If the kidney infection is severe, the patient may be admitted to the hospital. The length of stay in the hospital depends on the severity of the condition and how well the patient responds to the treatment. Treatment may include antibiotics and fluids through a vein in the arm (intravenously). For recurrent kidney infections, surgery may be a recommended option. Surgery may be performed to remove any obstructions or to correct any structural problems in the kidneys. The procedure may also be performed to drain an abscess that doesn’t respond to antibiotics. In some cases of severe infection, a nephrectomy may be necessary. In this procedure, the surgeon removes part of the kidney. All diagnostic tests and other procedures performed need to be documented using the correct medical codes. Medical billing and coding services provided by medical billing companies can help physicians use the correct codes for their medical billing process. ICD- 10 codes to diagnose pyelonephritis include –
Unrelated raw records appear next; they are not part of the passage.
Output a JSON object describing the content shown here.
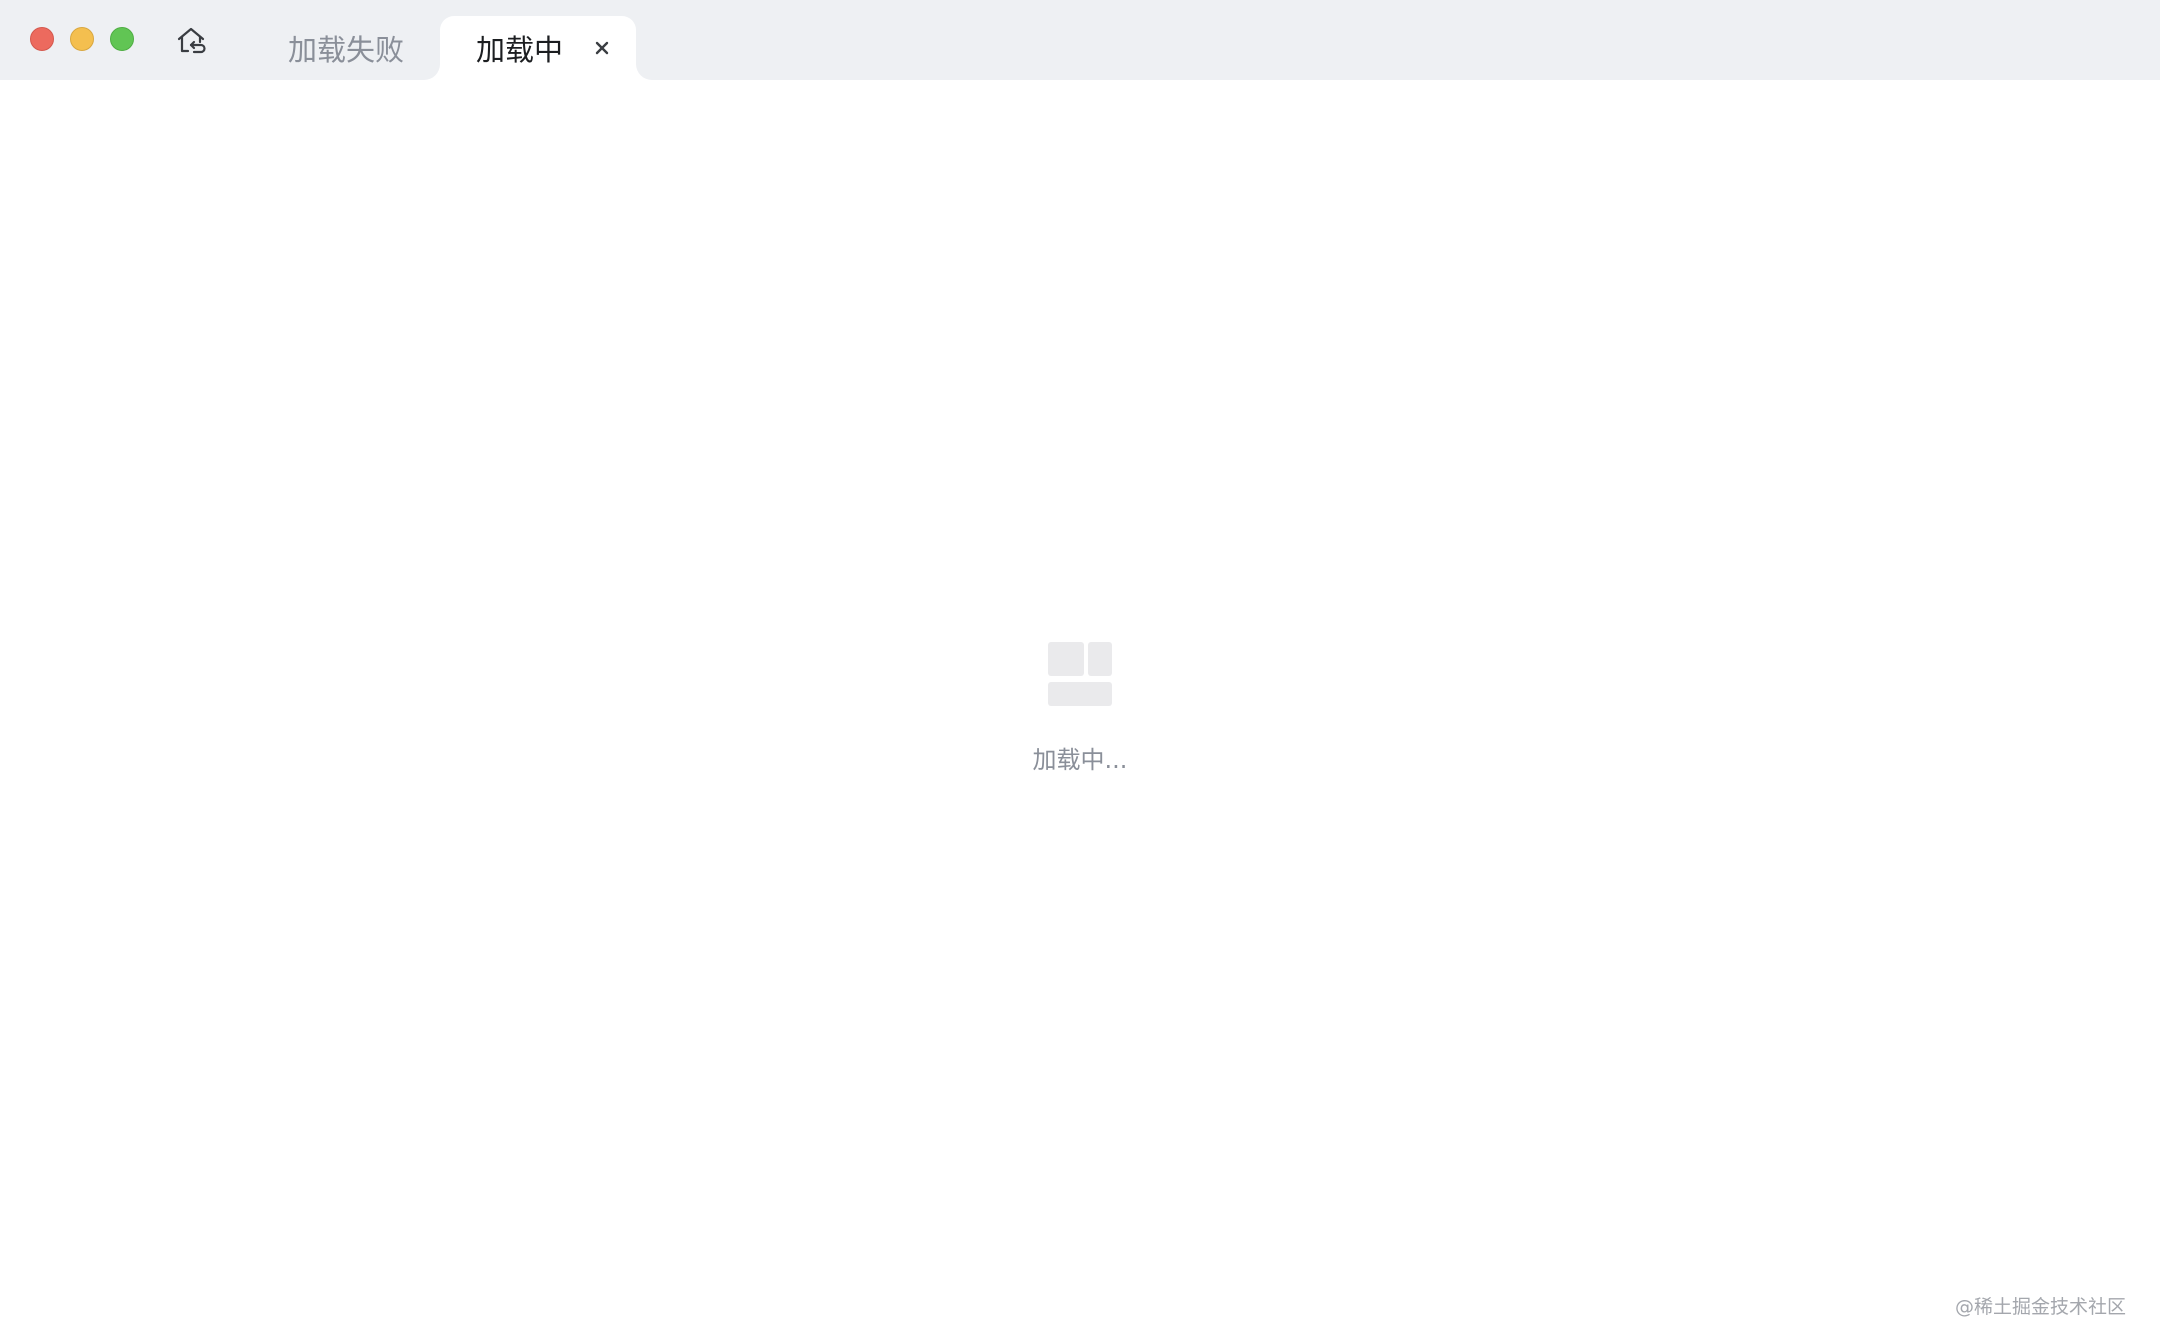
{
  "window": {
    "controls": [
      "close",
      "minimize",
      "maximize"
    ],
    "home_icon": "home-back-icon"
  },
  "tabs": [
    {
      "label": "加载失败",
      "active": false
    },
    {
      "label": "加载中",
      "active": true,
      "close_glyph": "×"
    }
  ],
  "content": {
    "loading_icon": "skeleton-layout-icon",
    "loading_text": "加载中..."
  },
  "watermark": "@稀土掘金技术社区",
  "colors": {
    "titlebar_bg": "#eef0f3",
    "content_bg": "#ffffff",
    "muted_text": "#8a8f99",
    "close_red": "#ec6a5e",
    "minimize_yellow": "#f4bf4f",
    "maximize_green": "#61c554"
  }
}
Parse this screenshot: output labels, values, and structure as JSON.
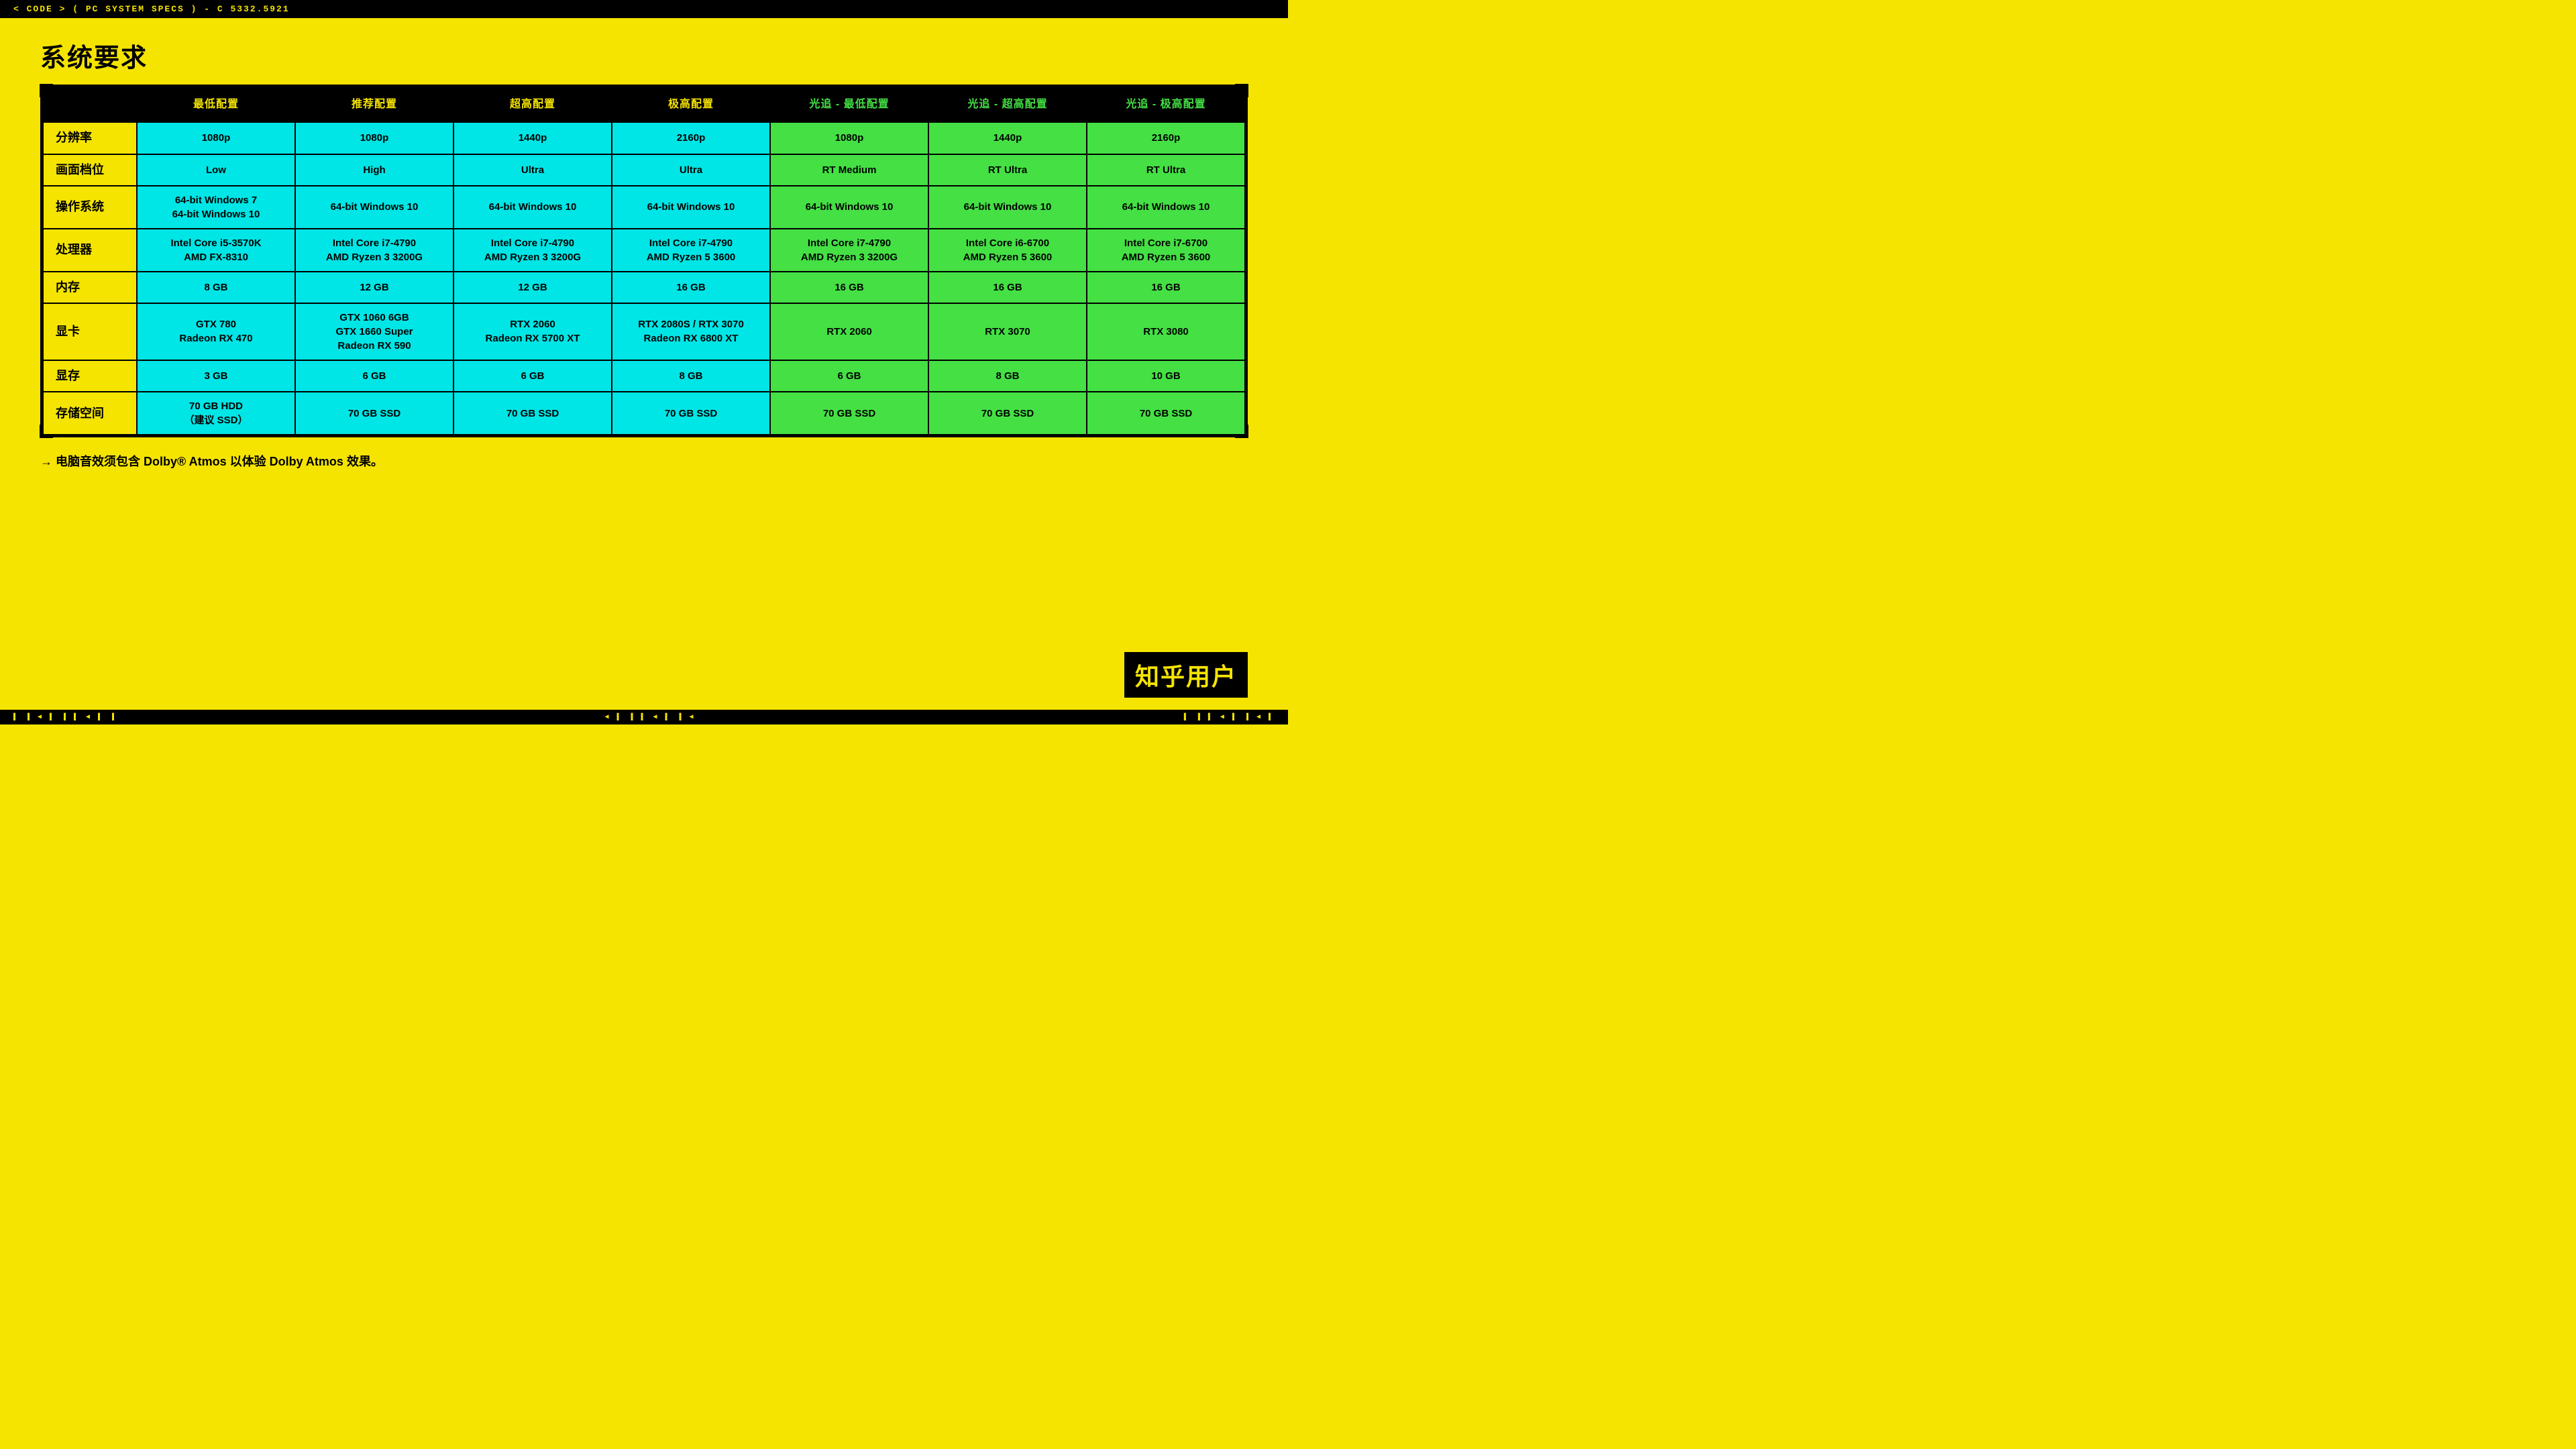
{
  "topbar": {
    "text": "< CODE > ( PC SYSTEM SPECS ) - C 5332.5921"
  },
  "page_title": "系统要求",
  "headers": {
    "label_col": "",
    "cols": [
      {
        "label": "最低配置",
        "type": "cyan"
      },
      {
        "label": "推荐配置",
        "type": "cyan"
      },
      {
        "label": "超高配置",
        "type": "cyan"
      },
      {
        "label": "极高配置",
        "type": "cyan"
      },
      {
        "label": "光追 - 最低配置",
        "type": "green"
      },
      {
        "label": "光追 - 超高配置",
        "type": "green"
      },
      {
        "label": "光追 - 极高配置",
        "type": "green"
      }
    ]
  },
  "rows": [
    {
      "label": "分辨率",
      "cells": [
        "1080p",
        "1080p",
        "1440p",
        "2160p",
        "1080p",
        "1440p",
        "2160p"
      ]
    },
    {
      "label": "画面档位",
      "cells": [
        "Low",
        "High",
        "Ultra",
        "Ultra",
        "RT Medium",
        "RT Ultra",
        "RT Ultra"
      ]
    },
    {
      "label": "操作系统",
      "cells": [
        "64-bit Windows 7\n64-bit Windows 10",
        "64-bit Windows 10",
        "64-bit Windows 10",
        "64-bit Windows 10",
        "64-bit Windows 10",
        "64-bit Windows 10",
        "64-bit Windows 10"
      ]
    },
    {
      "label": "处理器",
      "cells": [
        "Intel Core i5-3570K\nAMD FX-8310",
        "Intel Core i7-4790\nAMD Ryzen 3 3200G",
        "Intel Core i7-4790\nAMD Ryzen 3 3200G",
        "Intel Core i7-4790\nAMD Ryzen 5 3600",
        "Intel Core i7-4790\nAMD Ryzen 3 3200G",
        "Intel Core i6-6700\nAMD Ryzen 5 3600",
        "Intel Core i7-6700\nAMD Ryzen 5 3600"
      ]
    },
    {
      "label": "内存",
      "cells": [
        "8 GB",
        "12 GB",
        "12 GB",
        "16 GB",
        "16 GB",
        "16 GB",
        "16 GB"
      ]
    },
    {
      "label": "显卡",
      "cells": [
        "GTX 780\nRadeon RX 470",
        "GTX 1060 6GB\nGTX 1660 Super\nRadeon RX 590",
        "RTX 2060\nRadeon RX 5700 XT",
        "RTX 2080S / RTX 3070\nRadeon RX 6800 XT",
        "RTX 2060",
        "RTX 3070",
        "RTX 3080"
      ]
    },
    {
      "label": "显存",
      "cells": [
        "3 GB",
        "6 GB",
        "6 GB",
        "8 GB",
        "6 GB",
        "8 GB",
        "10 GB"
      ]
    },
    {
      "label": "存储空间",
      "cells": [
        "70 GB HDD\n（建议 SSD）",
        "70 GB SSD",
        "70 GB SSD",
        "70 GB SSD",
        "70 GB SSD",
        "70 GB SSD",
        "70 GB SSD"
      ]
    }
  ],
  "note": "→ 电脑音效须包含 Dolby® Atmos 以体验 Dolby Atmos 效果。",
  "watermark": "知乎用户",
  "bottom_segments": [
    "◀ ▐ ▌",
    "▐ ▌ ◀ ▌",
    "▐ ▌ ◀"
  ]
}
  • N10 Acute pyelonephritis
  • N11 Chronic tubulo-interstitial nephritis
  • N11.0 Nonobstructive reflux-associated chronic pyelonephritis
  • N11.1 Chronic obstructive pyelonephritis
  • N11.8 Other chronic tubulo-interstitial nephritis
  • N11.9 Chronic tubulo-interstitial nephritis, unspecified

Pyelonephritis can be a serious, life-threatening condition and hence requires prompt medical attention. So, the earlier a person starts treatment, the better will be the outcome. One of the best ways to prevent a kidney infection from developing is by not having bacteria in the urethra or bladder. Other common prevention tips include – drinking plenty of fluids to increase urination and removing bacteria from the urethra, wiping from front to back after urinating, emptying the bladder after intercourse, avoiding delay in urination, and avoiding using products that can irritate the urethra, such as douches or feminine sprays.

For correct and timely billing and claims submission, healthcare practices can rely on medical billing and coding companies that provide the services of AAPC-certified coding specialists for all billing and coding tasks.

Rajeev Rajagopal

Rajeev Rajagopal, the President of OSI, has a wealth of experience as a healthcare business consultant in the United States. He has a keen understanding of current medical billing and coding standards.

More from This Author


Submit a Comment

Your email address will not be published. Required fields are marked *